┌────────

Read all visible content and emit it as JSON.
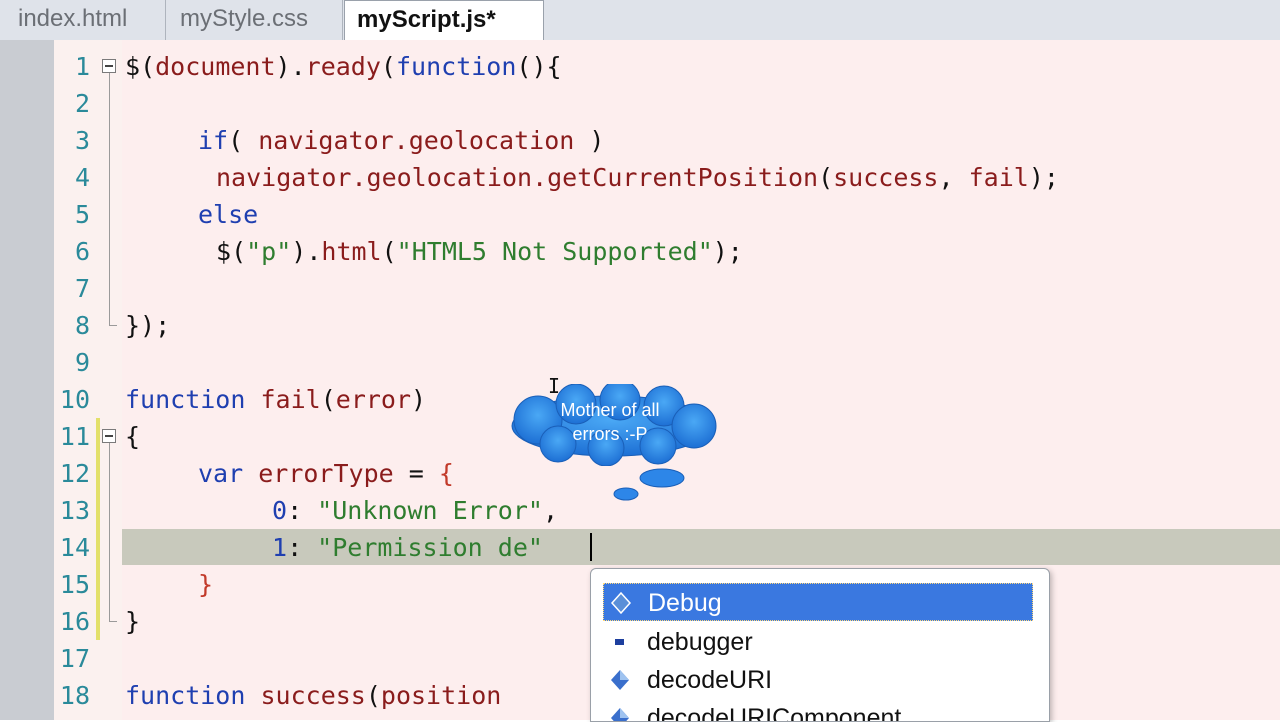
{
  "tabs": [
    {
      "label": "index.html",
      "active": false
    },
    {
      "label": "myStyle.css",
      "active": false
    },
    {
      "label": "myScript.js*",
      "active": true
    }
  ],
  "lines": [
    {
      "num": "1"
    },
    {
      "num": "2"
    },
    {
      "num": "3"
    },
    {
      "num": "4"
    },
    {
      "num": "5"
    },
    {
      "num": "6"
    },
    {
      "num": "7"
    },
    {
      "num": "8"
    },
    {
      "num": "9"
    },
    {
      "num": "10"
    },
    {
      "num": "11"
    },
    {
      "num": "12"
    },
    {
      "num": "13"
    },
    {
      "num": "14"
    },
    {
      "num": "15"
    },
    {
      "num": "16"
    },
    {
      "num": "17"
    },
    {
      "num": "18"
    }
  ],
  "code": {
    "l1": {
      "a": "$",
      "b": "(",
      "c": "document",
      "d": ").",
      "e": "ready",
      "f": "(",
      "g": "function",
      "h": "(){"
    },
    "l3": {
      "a": "if",
      "b": "( ",
      "c": "navigator.geolocation",
      "d": " )"
    },
    "l4": {
      "a": "navigator.geolocation.getCurrentPosition",
      "b": "(",
      "c": "success",
      "d": ", ",
      "e": "fail",
      "f": ");"
    },
    "l5": {
      "a": "else"
    },
    "l6": {
      "a": "$",
      "b": "(",
      "c": "\"p\"",
      "d": ").",
      "e": "html",
      "f": "(",
      "g": "\"HTML5 Not Supported\"",
      "h": ");"
    },
    "l8": {
      "a": "});"
    },
    "l10": {
      "a": "function",
      "b": " ",
      "c": "fail",
      "d": "(",
      "e": "error",
      "f": ")"
    },
    "l11": {
      "a": "{"
    },
    "l12": {
      "a": "var",
      "b": " ",
      "c": "errorType",
      "d": " = ",
      "e": "{"
    },
    "l13": {
      "a": "0",
      "b": ": ",
      "c": "\"Unknown Error\"",
      "d": ","
    },
    "l14": {
      "a": "1",
      "b": ": ",
      "c": "\"Permission de",
      "d": "\""
    },
    "l15": {
      "a": "}"
    },
    "l16": {
      "a": "}"
    },
    "l18": {
      "a": "function",
      "b": " ",
      "c": "success",
      "d": "(",
      "e": "position"
    }
  },
  "annotation": {
    "text_line1": "Mother of all",
    "text_line2": "errors :-P"
  },
  "autocomplete": {
    "items": [
      {
        "label": "Debug",
        "icon": "object-icon",
        "selected": true
      },
      {
        "label": "debugger",
        "icon": "keyword-icon",
        "selected": false
      },
      {
        "label": "decodeURI",
        "icon": "method-icon",
        "selected": false
      },
      {
        "label": "decodeURIComponent",
        "icon": "method-icon",
        "selected": false
      }
    ]
  },
  "colors": {
    "keyword": "#1f3fb0",
    "identifier": "#8a1c1c",
    "string": "#2f7d2f",
    "selection": "#3a78e0"
  }
}
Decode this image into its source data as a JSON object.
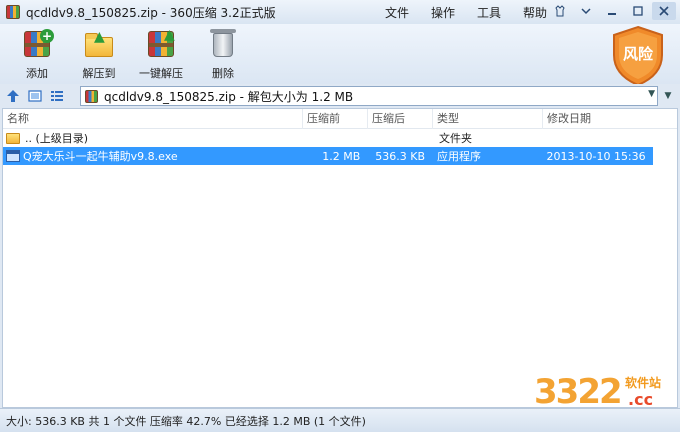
{
  "window": {
    "title": "qcdldv9.8_150825.zip - 360压缩 3.2正式版",
    "menu": [
      "文件",
      "操作",
      "工具",
      "帮助"
    ]
  },
  "toolbar": {
    "add_label": "添加",
    "extract_to_label": "解压到",
    "one_click_label": "一键解压",
    "delete_label": "删除"
  },
  "risk_badge": {
    "label": "风险",
    "color": "#e8731f"
  },
  "address": {
    "path_text": "qcdldv9.8_150825.zip - 解包大小为 1.2 MB"
  },
  "columns": [
    "名称",
    "压缩前",
    "压缩后",
    "类型",
    "修改日期"
  ],
  "rows": [
    {
      "name": ".. (上级目录)",
      "size": "",
      "packed": "",
      "type": "文件夹",
      "modified": ""
    },
    {
      "name": "Q宠大乐斗一起牛辅助v9.8.exe",
      "size": "1.2 MB",
      "packed": "536.3 KB",
      "type": "应用程序",
      "modified": "2013-10-10 15:36"
    }
  ],
  "status": {
    "text": "大小: 536.3 KB 共 1 个文件 压缩率 42.7% 已经选择 1.2 MB (1 个文件)"
  },
  "watermark": {
    "number": "3322",
    "site": "软件站",
    "domain": ".cc"
  },
  "colors": {
    "selection": "#3399ff",
    "accent": "#2f6fc3"
  }
}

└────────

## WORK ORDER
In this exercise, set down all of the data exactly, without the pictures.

## RESULT BELOW
Read all visible content and emit it as JSON.
{
  "tabs": [
    {
      "label": "index.html",
      "active": false
    },
    {
      "label": "myStyle.css",
      "active": false
    },
    {
      "label": "myScript.js*",
      "active": true
    }
  ],
  "lines": [
    {
      "num": "1"
    },
    {
      "num": "2"
    },
    {
      "num": "3"
    },
    {
      "num": "4"
    },
    {
      "num": "5"
    },
    {
      "num": "6"
    },
    {
      "num": "7"
    },
    {
      "num": "8"
    },
    {
      "num": "9"
    },
    {
      "num": "10"
    },
    {
      "num": "11"
    },
    {
      "num": "12"
    },
    {
      "num": "13"
    },
    {
      "num": "14"
    },
    {
      "num": "15"
    },
    {
      "num": "16"
    },
    {
      "num": "17"
    },
    {
      "num": "18"
    }
  ],
  "code": {
    "l1": {
      "a": "$",
      "b": "(",
      "c": "document",
      "d": ").",
      "e": "ready",
      "f": "(",
      "g": "function",
      "h": "(){"
    },
    "l3": {
      "a": "if",
      "b": "( ",
      "c": "navigator.geolocation",
      "d": " )"
    },
    "l4": {
      "a": "navigator.geolocation.getCurrentPosition",
      "b": "(",
      "c": "success",
      "d": ", ",
      "e": "fail",
      "f": ");"
    },
    "l5": {
      "a": "else"
    },
    "l6": {
      "a": "$",
      "b": "(",
      "c": "\"p\"",
      "d": ").",
      "e": "html",
      "f": "(",
      "g": "\"HTML5 Not Supported\"",
      "h": ");"
    },
    "l8": {
      "a": "});"
    },
    "l10": {
      "a": "function",
      "b": " ",
      "c": "fail",
      "d": "(",
      "e": "error",
      "f": ")"
    },
    "l11": {
      "a": "{"
    },
    "l12": {
      "a": "var",
      "b": " ",
      "c": "errorType",
      "d": " = ",
      "e": "{"
    },
    "l13": {
      "a": "0",
      "b": ": ",
      "c": "\"Unknown Error\"",
      "d": ","
    },
    "l14": {
      "a": "1",
      "b": ": ",
      "c": "\"Permission de",
      "d": "\""
    },
    "l15": {
      "a": "}"
    },
    "l16": {
      "a": "}"
    },
    "l18": {
      "a": "function",
      "b": " ",
      "c": "success",
      "d": "(",
      "e": "position"
    }
  },
  "annotation": {
    "text_line1": "Mother of all",
    "text_line2": "errors :-P"
  },
  "autocomplete": {
    "items": [
      {
        "label": "Debug",
        "icon": "object-icon",
        "selected": true
      },
      {
        "label": "debugger",
        "icon": "keyword-icon",
        "selected": false
      },
      {
        "label": "decodeURI",
        "icon": "method-icon",
        "selected": false
      },
      {
        "label": "decodeURIComponent",
        "icon": "method-icon",
        "selected": false
      }
    ]
  },
  "colors": {
    "keyword": "#1f3fb0",
    "identifier": "#8a1c1c",
    "string": "#2f7d2f",
    "selection": "#3a78e0"
  }
}
Decode this image into its source data as a JSON object.
{
  "window": {
    "title": "qcdldv9.8_150825.zip - 360压缩 3.2正式版",
    "menu": [
      "文件",
      "操作",
      "工具",
      "帮助"
    ]
  },
  "toolbar": {
    "add_label": "添加",
    "extract_to_label": "解压到",
    "one_click_label": "一键解压",
    "delete_label": "删除"
  },
  "risk_badge": {
    "label": "风险",
    "color": "#e8731f"
  },
  "address": {
    "path_text": "qcdldv9.8_150825.zip - 解包大小为 1.2 MB"
  },
  "columns": [
    "名称",
    "压缩前",
    "压缩后",
    "类型",
    "修改日期"
  ],
  "rows": [
    {
      "name": ".. (上级目录)",
      "size": "",
      "packed": "",
      "type": "文件夹",
      "modified": ""
    },
    {
      "name": "Q宠大乐斗一起牛辅助v9.8.exe",
      "size": "1.2 MB",
      "packed": "536.3 KB",
      "type": "应用程序",
      "modified": "2013-10-10 15:36"
    }
  ],
  "status": {
    "text": "大小: 536.3 KB 共 1 个文件 压缩率 42.7% 已经选择 1.2 MB (1 个文件)"
  },
  "watermark": {
    "number": "3322",
    "site": "软件站",
    "domain": ".cc"
  },
  "colors": {
    "selection": "#3399ff",
    "accent": "#2f6fc3"
  }
}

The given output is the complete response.